[THE INPUT]

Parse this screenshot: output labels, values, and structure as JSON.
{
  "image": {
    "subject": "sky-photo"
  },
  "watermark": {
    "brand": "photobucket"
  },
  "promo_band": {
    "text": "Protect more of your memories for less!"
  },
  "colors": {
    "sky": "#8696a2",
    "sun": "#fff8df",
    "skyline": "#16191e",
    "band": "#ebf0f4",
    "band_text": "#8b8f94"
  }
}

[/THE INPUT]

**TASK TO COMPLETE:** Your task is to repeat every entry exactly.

**EXERCISE RESPONSE:**
Parse this screenshot: output labels, values, and structure as JSON.
{
  "image": {
    "subject": "sky-photo"
  },
  "watermark": {
    "brand": "photobucket"
  },
  "promo_band": {
    "text": "Protect more of your memories for less!"
  },
  "colors": {
    "sky": "#8696a2",
    "sun": "#fff8df",
    "skyline": "#16191e",
    "band": "#ebf0f4",
    "band_text": "#8b8f94"
  }
}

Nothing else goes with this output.